Exercise requirements
List all lines of the data that include the string "JSON".
#### Records shown ####
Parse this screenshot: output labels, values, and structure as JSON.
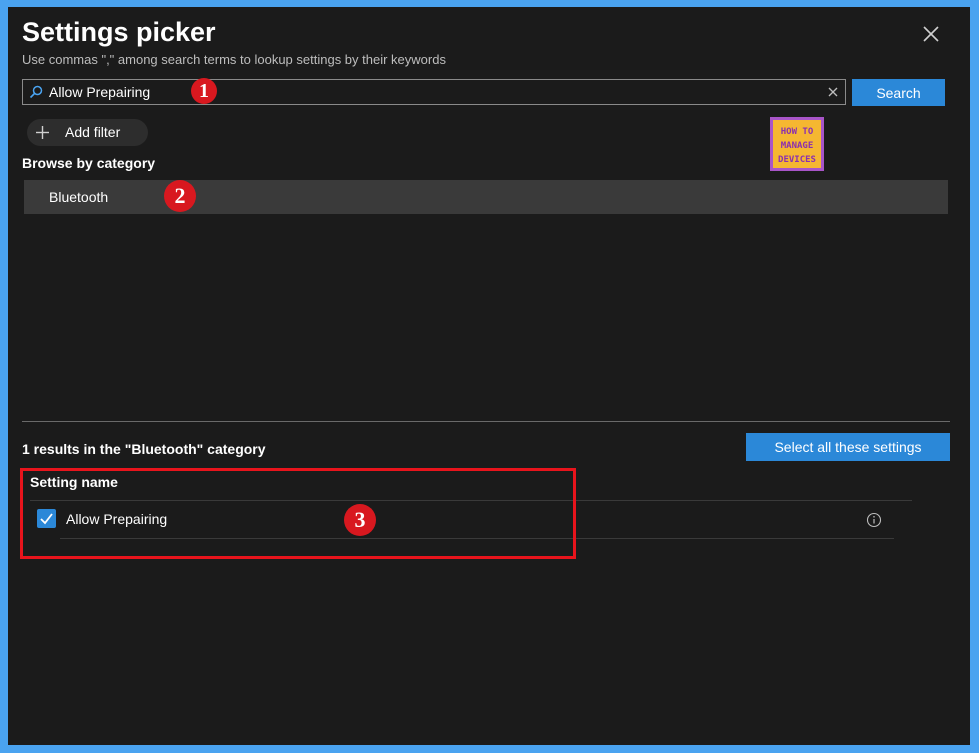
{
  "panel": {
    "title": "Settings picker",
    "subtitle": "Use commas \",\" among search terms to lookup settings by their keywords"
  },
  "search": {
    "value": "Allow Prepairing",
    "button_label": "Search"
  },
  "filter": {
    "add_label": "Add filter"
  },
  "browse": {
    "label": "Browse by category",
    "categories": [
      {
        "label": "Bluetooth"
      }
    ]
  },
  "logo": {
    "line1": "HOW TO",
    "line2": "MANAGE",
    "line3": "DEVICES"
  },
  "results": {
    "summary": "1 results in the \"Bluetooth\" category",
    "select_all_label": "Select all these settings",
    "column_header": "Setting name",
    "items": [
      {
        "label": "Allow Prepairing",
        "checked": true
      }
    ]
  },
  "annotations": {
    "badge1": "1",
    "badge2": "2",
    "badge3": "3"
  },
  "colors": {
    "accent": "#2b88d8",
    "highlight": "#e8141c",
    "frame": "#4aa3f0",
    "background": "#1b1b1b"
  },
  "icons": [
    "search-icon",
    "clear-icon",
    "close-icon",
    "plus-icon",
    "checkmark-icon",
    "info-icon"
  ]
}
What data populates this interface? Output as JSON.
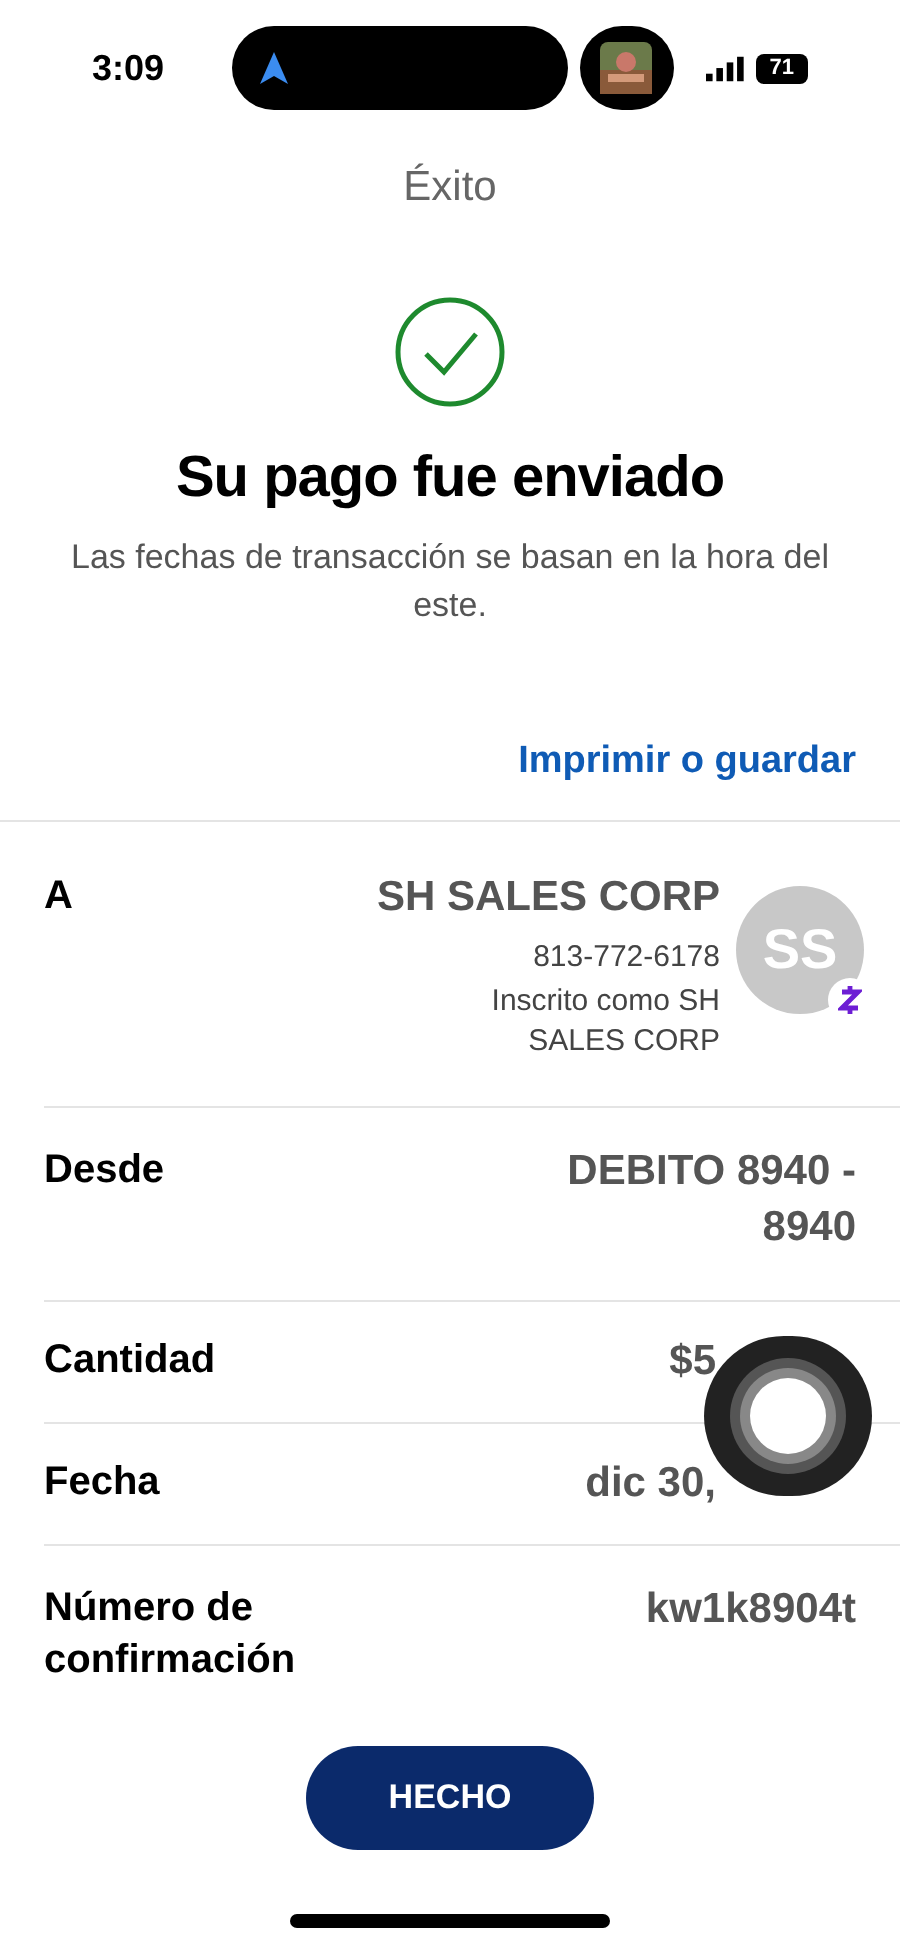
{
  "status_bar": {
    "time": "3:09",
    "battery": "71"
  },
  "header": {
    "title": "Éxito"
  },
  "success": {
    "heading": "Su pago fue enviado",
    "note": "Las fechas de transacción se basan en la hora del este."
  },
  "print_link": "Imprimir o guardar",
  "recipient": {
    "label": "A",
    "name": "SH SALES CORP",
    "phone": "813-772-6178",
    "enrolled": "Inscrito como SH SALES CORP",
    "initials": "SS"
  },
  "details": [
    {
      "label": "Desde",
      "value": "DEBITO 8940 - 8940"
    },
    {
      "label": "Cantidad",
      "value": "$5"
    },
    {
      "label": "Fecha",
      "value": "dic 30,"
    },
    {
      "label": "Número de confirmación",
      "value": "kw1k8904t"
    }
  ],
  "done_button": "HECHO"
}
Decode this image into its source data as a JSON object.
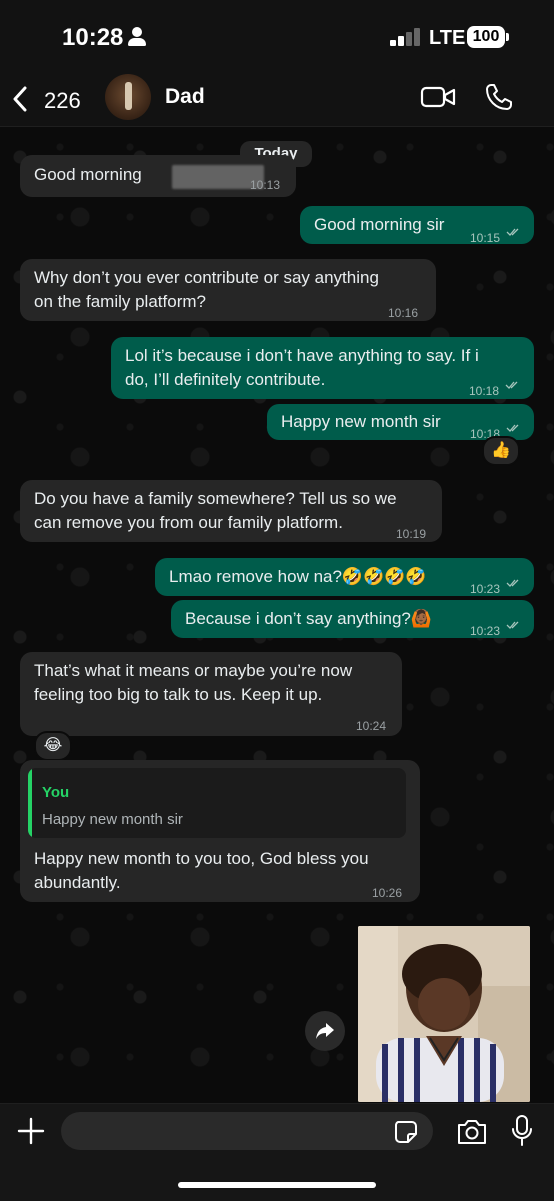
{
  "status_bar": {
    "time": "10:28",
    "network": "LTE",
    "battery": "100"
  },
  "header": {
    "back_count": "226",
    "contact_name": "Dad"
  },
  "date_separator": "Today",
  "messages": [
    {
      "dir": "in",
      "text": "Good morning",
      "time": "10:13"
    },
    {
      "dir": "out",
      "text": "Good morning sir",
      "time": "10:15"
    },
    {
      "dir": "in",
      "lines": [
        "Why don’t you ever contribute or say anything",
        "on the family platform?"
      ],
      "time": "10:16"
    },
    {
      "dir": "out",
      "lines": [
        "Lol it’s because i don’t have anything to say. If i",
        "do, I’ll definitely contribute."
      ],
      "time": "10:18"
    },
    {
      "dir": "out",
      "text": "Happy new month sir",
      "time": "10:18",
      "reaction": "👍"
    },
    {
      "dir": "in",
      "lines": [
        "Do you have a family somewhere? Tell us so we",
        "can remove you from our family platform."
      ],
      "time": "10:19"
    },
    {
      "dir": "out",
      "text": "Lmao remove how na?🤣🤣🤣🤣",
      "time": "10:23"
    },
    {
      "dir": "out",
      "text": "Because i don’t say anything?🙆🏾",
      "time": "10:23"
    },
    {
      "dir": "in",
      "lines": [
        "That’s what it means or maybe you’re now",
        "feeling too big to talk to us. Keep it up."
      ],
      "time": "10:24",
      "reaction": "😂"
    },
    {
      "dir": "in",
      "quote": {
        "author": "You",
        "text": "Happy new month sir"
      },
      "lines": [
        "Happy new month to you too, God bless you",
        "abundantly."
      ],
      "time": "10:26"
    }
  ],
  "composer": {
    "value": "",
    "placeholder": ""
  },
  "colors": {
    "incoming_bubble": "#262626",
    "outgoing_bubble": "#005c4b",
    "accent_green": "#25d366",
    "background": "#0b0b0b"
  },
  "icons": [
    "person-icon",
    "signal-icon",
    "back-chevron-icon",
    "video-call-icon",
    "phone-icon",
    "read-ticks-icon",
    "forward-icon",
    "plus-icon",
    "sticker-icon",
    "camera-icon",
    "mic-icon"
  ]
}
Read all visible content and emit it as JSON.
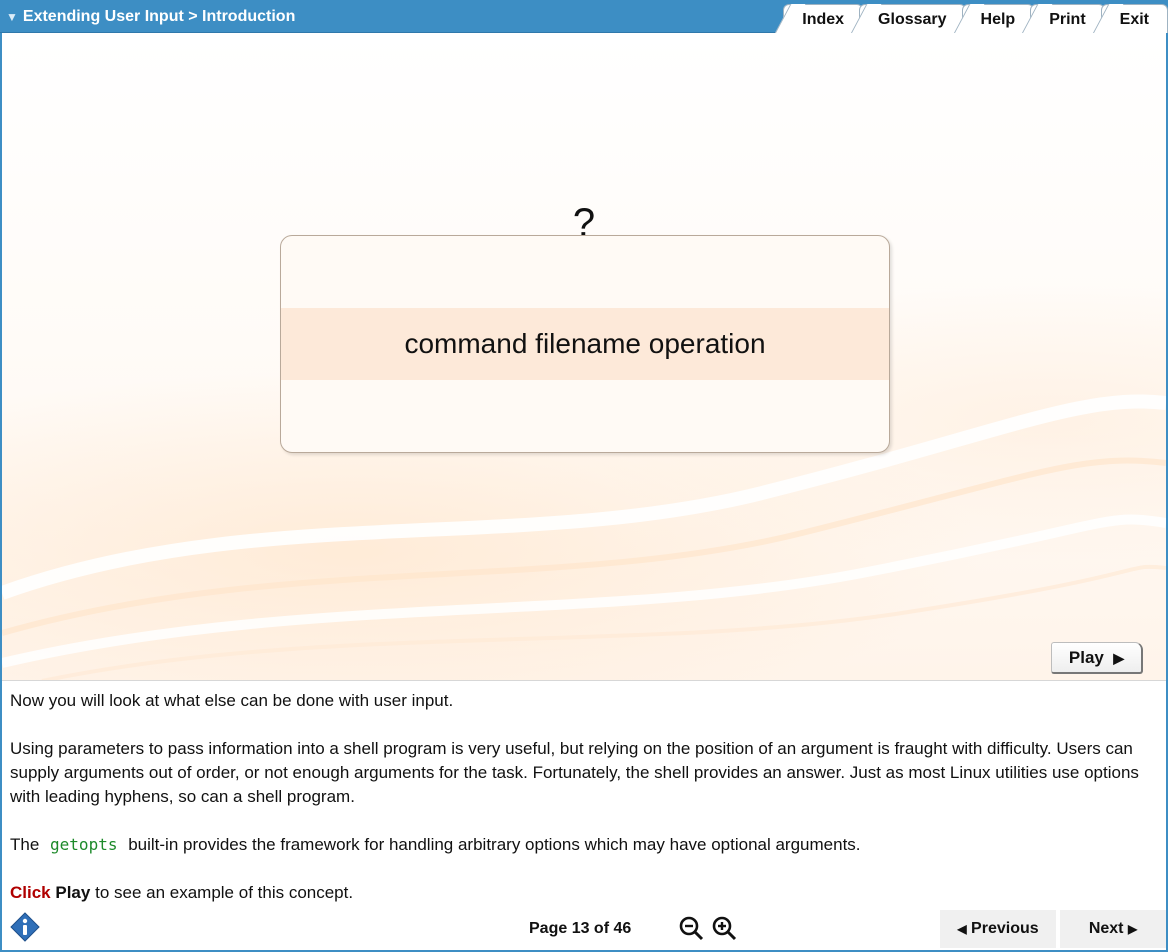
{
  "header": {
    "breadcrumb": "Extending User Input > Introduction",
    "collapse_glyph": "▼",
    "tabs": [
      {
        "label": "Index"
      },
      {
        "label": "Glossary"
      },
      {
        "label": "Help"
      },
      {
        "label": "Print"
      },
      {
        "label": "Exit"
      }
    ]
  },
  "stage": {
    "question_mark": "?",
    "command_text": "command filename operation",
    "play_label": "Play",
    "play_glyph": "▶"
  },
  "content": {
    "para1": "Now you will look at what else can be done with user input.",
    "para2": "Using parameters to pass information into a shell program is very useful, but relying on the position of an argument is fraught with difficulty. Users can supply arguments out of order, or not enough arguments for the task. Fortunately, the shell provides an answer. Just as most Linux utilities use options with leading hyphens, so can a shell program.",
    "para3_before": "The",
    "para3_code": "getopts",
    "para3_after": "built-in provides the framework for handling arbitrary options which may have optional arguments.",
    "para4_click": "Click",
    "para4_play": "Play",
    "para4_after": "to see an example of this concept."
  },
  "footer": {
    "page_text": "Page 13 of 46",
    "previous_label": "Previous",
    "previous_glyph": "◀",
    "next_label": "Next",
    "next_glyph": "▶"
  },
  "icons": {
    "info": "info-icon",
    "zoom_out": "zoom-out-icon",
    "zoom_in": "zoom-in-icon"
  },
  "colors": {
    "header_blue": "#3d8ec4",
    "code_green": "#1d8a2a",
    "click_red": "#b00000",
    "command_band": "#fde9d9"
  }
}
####
Answer to this task
Parse this screenshot: output labels, values, and structure as JSON.
What data populates this interface? Output as JSON.
Decode this image into its source data as a JSON object.
Read all visible content and emit it as JSON.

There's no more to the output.